| DATA FOR THIS EXERCISE |
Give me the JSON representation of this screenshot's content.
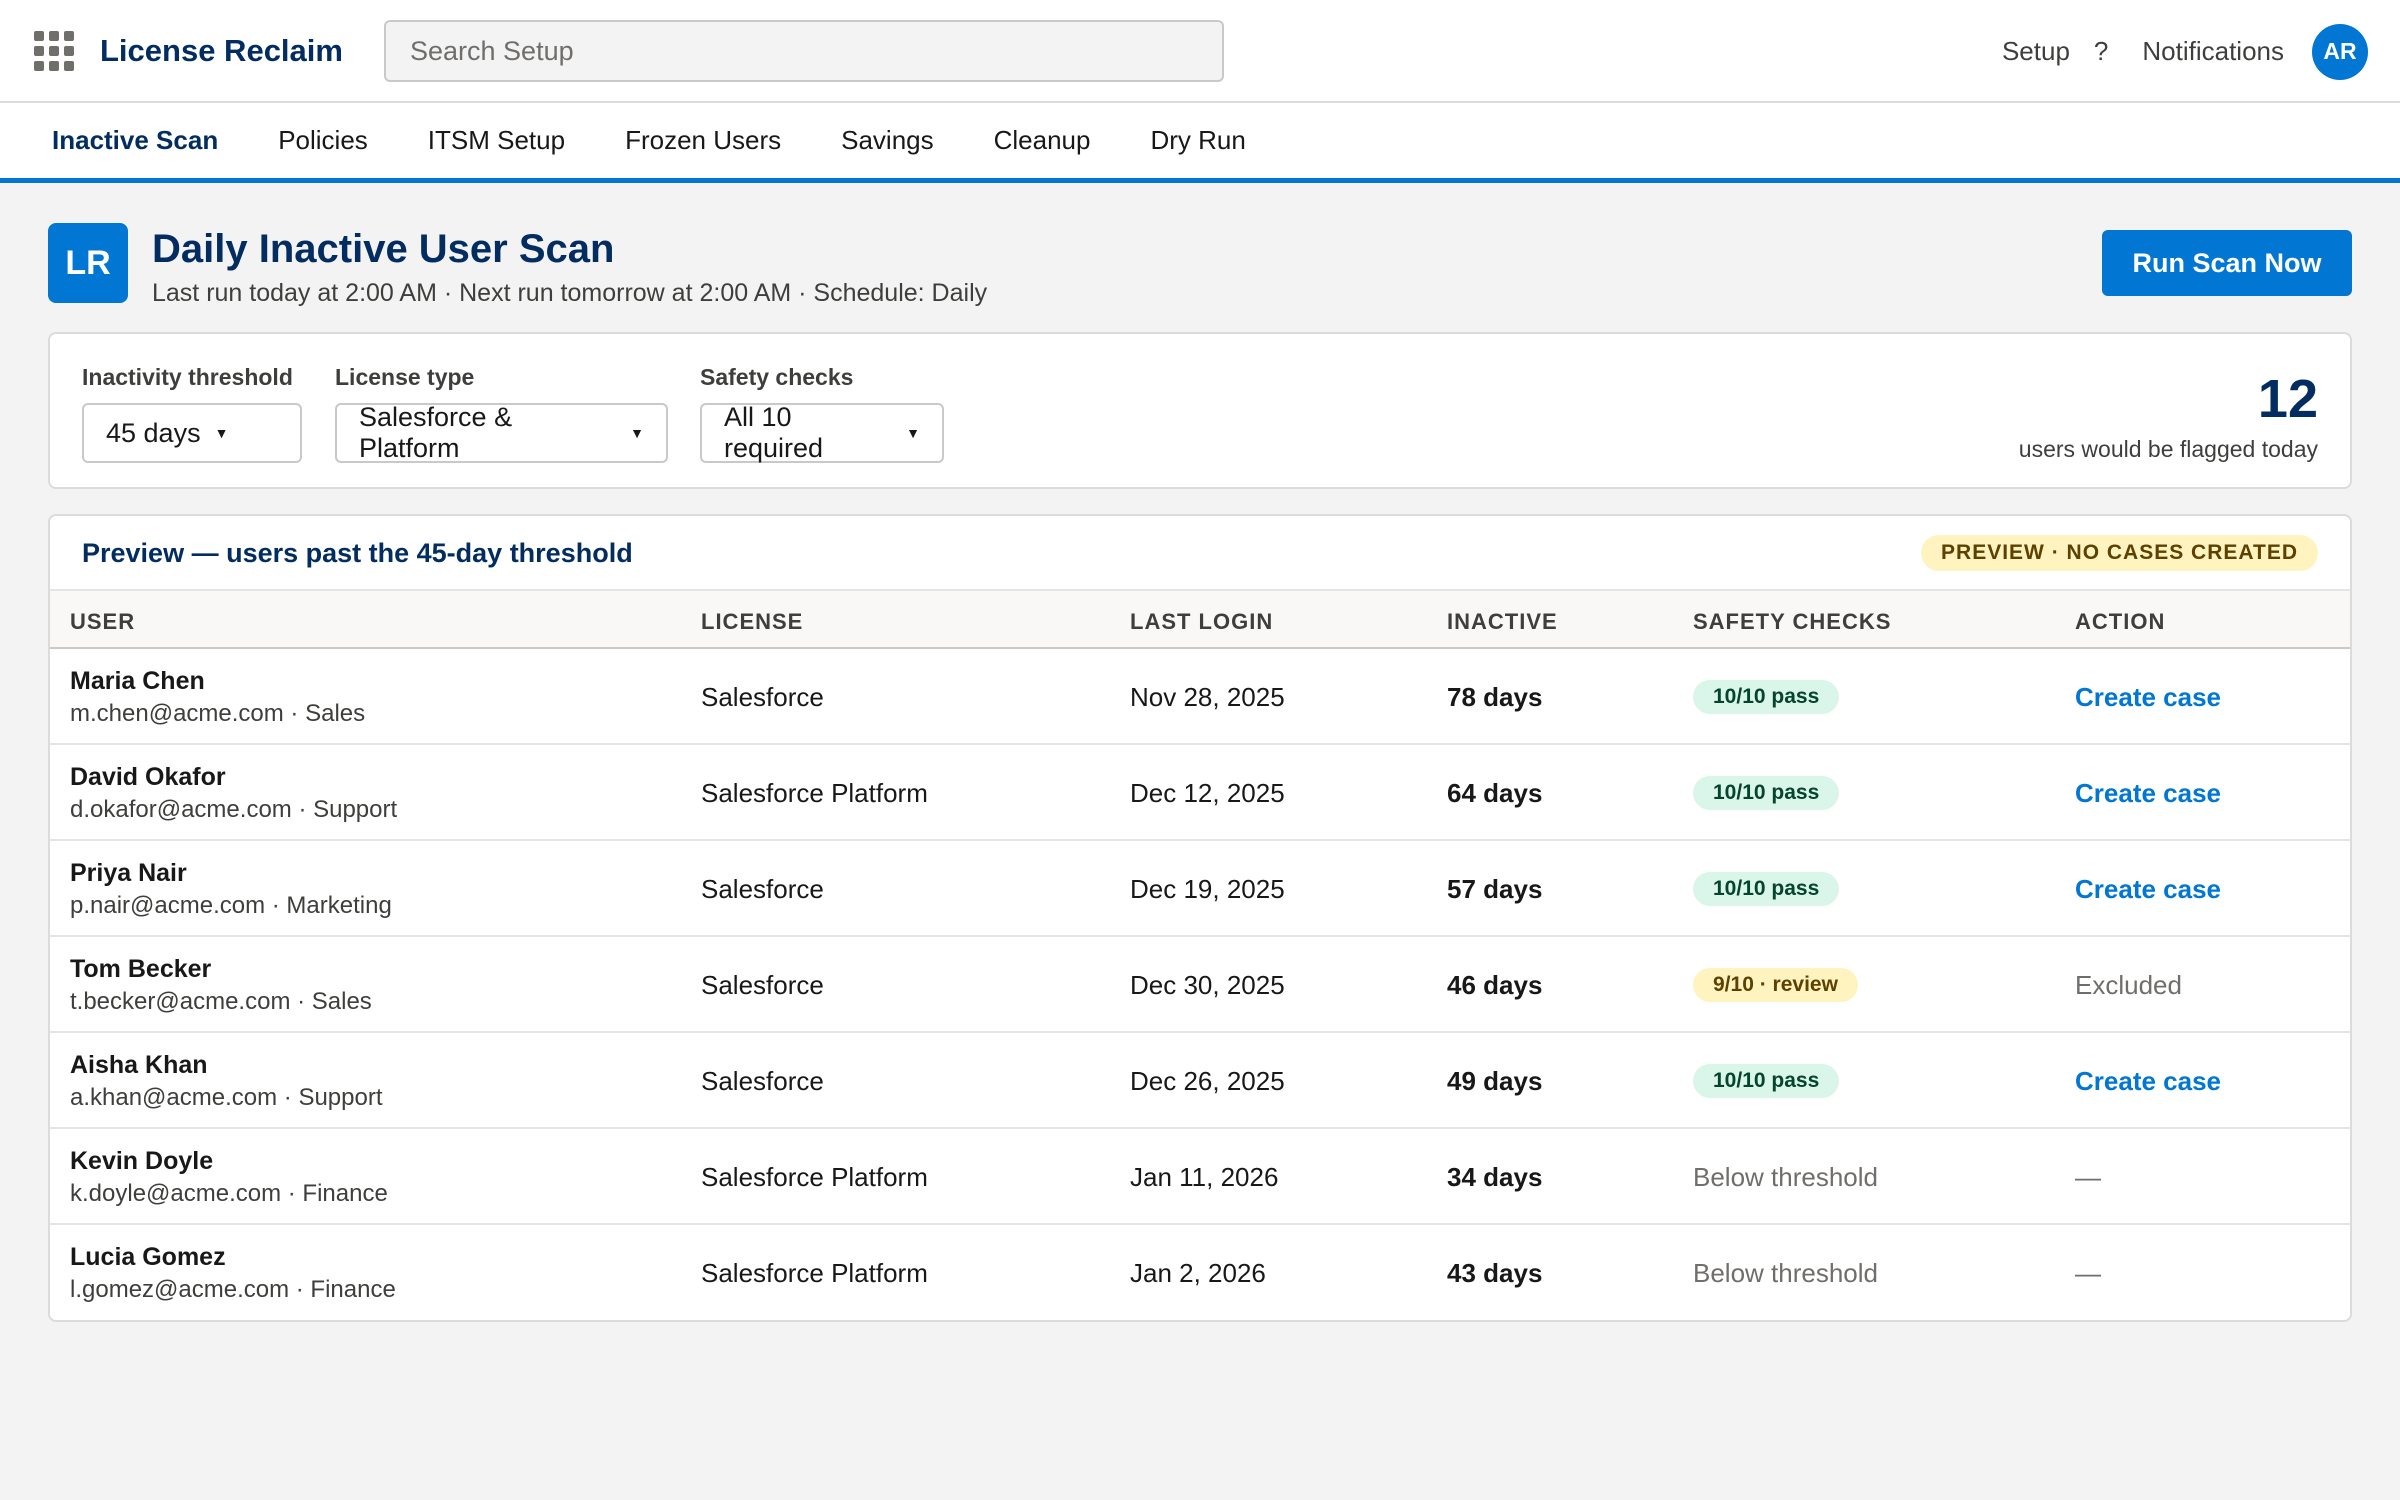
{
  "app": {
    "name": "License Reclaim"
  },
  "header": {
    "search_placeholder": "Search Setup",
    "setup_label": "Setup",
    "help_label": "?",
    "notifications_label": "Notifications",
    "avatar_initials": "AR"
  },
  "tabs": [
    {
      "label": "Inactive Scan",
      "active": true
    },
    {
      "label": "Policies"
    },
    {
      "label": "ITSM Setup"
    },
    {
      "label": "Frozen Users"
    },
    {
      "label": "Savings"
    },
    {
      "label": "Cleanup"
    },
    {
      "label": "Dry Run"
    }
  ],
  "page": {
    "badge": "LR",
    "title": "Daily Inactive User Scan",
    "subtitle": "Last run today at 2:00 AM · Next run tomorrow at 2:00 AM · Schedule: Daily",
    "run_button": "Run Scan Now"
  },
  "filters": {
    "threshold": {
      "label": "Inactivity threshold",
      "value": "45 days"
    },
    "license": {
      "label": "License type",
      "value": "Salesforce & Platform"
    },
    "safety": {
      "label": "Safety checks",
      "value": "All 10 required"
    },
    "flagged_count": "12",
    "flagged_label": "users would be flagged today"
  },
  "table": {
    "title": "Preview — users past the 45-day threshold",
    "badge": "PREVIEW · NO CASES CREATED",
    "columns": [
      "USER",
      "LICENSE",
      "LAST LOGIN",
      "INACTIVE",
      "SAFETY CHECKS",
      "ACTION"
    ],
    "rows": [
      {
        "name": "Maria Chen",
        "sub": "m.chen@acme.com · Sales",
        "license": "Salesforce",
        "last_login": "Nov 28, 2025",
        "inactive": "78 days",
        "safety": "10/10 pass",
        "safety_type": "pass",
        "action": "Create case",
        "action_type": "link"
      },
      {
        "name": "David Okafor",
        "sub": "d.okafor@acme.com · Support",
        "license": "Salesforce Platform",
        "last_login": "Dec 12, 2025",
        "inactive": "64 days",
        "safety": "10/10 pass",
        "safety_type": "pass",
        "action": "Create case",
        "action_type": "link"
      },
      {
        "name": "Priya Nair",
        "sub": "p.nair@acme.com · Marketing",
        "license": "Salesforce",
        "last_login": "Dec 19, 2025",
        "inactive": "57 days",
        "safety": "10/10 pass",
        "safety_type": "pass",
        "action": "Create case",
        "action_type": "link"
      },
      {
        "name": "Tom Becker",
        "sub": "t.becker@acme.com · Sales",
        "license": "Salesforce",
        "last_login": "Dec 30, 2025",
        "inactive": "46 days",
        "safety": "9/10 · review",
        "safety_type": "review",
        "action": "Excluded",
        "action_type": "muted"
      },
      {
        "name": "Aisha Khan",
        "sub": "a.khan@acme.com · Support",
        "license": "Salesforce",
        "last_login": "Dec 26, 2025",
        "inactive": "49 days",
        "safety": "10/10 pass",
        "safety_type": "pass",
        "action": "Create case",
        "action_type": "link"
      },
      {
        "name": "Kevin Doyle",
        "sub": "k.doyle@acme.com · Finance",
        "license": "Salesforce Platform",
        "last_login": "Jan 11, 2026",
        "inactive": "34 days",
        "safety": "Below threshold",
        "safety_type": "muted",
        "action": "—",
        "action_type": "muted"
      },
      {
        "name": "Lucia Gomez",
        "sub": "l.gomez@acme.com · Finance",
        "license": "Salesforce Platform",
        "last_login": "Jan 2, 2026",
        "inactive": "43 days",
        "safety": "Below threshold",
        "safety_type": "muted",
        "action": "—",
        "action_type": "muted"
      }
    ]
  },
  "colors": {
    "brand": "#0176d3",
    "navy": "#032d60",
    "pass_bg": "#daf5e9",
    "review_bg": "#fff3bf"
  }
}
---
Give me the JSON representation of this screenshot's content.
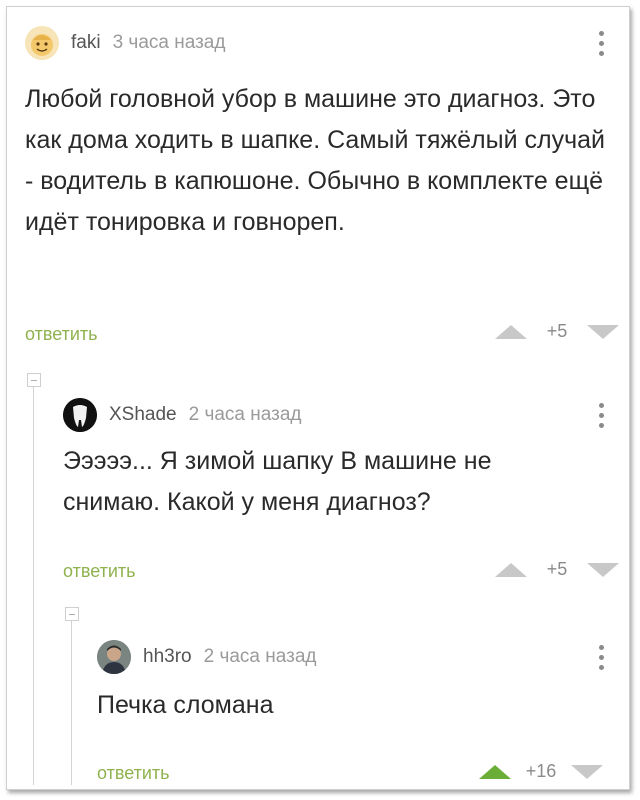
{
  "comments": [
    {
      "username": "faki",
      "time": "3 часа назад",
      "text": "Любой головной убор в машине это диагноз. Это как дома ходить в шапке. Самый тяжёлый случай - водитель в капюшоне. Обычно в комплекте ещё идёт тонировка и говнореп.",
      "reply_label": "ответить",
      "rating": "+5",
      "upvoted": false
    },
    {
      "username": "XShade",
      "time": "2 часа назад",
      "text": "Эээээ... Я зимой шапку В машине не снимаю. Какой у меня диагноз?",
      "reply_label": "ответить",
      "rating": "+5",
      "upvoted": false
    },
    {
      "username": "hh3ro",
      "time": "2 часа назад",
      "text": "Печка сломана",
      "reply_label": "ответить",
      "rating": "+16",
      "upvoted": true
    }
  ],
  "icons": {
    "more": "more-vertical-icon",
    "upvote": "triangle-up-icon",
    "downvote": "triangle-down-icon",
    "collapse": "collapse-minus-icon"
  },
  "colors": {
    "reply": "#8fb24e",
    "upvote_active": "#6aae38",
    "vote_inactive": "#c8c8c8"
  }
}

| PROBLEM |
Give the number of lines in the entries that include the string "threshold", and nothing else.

| EXERCISE OUTPUT |
5